Format

Send to

Choose Destination
J Histochem Cytochem. 2015 Nov;63(11):854-65. doi: 10.1369/0022155415600498. Epub 2015 Jul 28.

Human SERPINB12 Is an Abundant Intracellular Serpin Expressed in Most Surface and Glandular Epithelia.

Author information

1
Divisions of Newborn Medicine ,Children’s Hospital of Pittsburgh, University of Pittsburgh Medical School, Pittsburgh, Pennsylvania (JZN,MG,LEJ,CJL,GAS)
2
Pathology, Children’s Hospital of Pittsburgh, University of Pittsburgh Medical School, Pittsburgh, Pennsylvania (JAO)
3
Cell Biology and Physiology, Children’s Hospital of Pittsburgh, University of Pittsburgh Medical School, Pittsburgh, Pennsylvania (GAS)

Abstract

The intracellular serine protease inhibitors (serpins) are an important family of proteins that protect cells form proteinase-mediated injury. Understanding the tissue and cellular expression pattern of this protein family can provide important insights into their physiologic roles. For example, high expression in epithelial tissues, such as lung, may suggest a biologic function in cellular defense, secretion, or selective absorption.
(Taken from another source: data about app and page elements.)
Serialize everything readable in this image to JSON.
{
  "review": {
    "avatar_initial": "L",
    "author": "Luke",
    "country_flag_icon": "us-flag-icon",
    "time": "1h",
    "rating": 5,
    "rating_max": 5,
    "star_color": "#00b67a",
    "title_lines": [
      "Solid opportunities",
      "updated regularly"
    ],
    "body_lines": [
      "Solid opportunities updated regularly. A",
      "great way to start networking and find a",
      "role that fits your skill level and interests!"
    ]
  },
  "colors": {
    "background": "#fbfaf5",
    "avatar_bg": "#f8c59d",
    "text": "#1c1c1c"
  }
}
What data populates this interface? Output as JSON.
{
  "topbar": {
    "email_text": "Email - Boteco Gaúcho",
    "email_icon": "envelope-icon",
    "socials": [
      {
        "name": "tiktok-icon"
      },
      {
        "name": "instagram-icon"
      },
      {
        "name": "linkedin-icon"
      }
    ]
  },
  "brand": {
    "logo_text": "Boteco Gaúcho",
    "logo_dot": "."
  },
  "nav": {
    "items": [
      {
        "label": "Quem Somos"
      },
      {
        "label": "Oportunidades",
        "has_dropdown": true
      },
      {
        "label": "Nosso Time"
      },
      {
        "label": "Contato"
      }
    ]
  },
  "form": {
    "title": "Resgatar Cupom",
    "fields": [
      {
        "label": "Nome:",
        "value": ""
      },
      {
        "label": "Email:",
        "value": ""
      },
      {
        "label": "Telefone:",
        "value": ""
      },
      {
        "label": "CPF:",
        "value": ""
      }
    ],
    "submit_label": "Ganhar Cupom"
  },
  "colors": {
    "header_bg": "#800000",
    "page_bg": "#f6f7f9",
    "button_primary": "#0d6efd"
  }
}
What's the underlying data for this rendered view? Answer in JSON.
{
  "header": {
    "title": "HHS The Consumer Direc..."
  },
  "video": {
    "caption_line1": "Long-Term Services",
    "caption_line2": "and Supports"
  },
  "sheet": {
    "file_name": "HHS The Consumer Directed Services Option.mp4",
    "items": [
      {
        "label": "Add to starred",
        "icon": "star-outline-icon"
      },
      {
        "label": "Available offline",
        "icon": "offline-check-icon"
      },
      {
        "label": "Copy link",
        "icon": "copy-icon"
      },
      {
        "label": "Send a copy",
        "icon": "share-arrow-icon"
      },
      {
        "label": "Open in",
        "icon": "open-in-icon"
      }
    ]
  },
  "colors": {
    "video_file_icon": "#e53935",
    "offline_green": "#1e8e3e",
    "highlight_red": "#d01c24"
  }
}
Although the expression pattern of many of the intracellular serpins has been well described, one member of this class, SERPINB12, has not been carefully examined. We generated a mouse monoclonal antibody directed against human SERPINB12 and delineated its specificity and tissue and cell type distribution pattern through immunoblotting and immunohistochemistry, respectively. This monoclonal antibody was human specific and did not cross-react with other human intracellular serpins or mouse Serpinb12. SERPINB12 was found in nearly all the tissues investigated. In addition, this serpin was found in multiple cell types within individual tissues but primarily the epithelium. These data suggest that SERPINB12, like some other intracellular serpins, may play a vital role in barrier function by providing protection of epithelial cells.

KEYWORDS:

epithelium; human; immunohistochemistry; protease; serpin; tissue array

PMID:
26220980
PMCID:
PMC4812677
DOI:
10.1369/0022155415600498
[Indexed for MEDLINE]
Free PMC Article

Supplemental Content

Full text links

Icon for Atypon Icon for PubMed Central
Loading ...
Support Center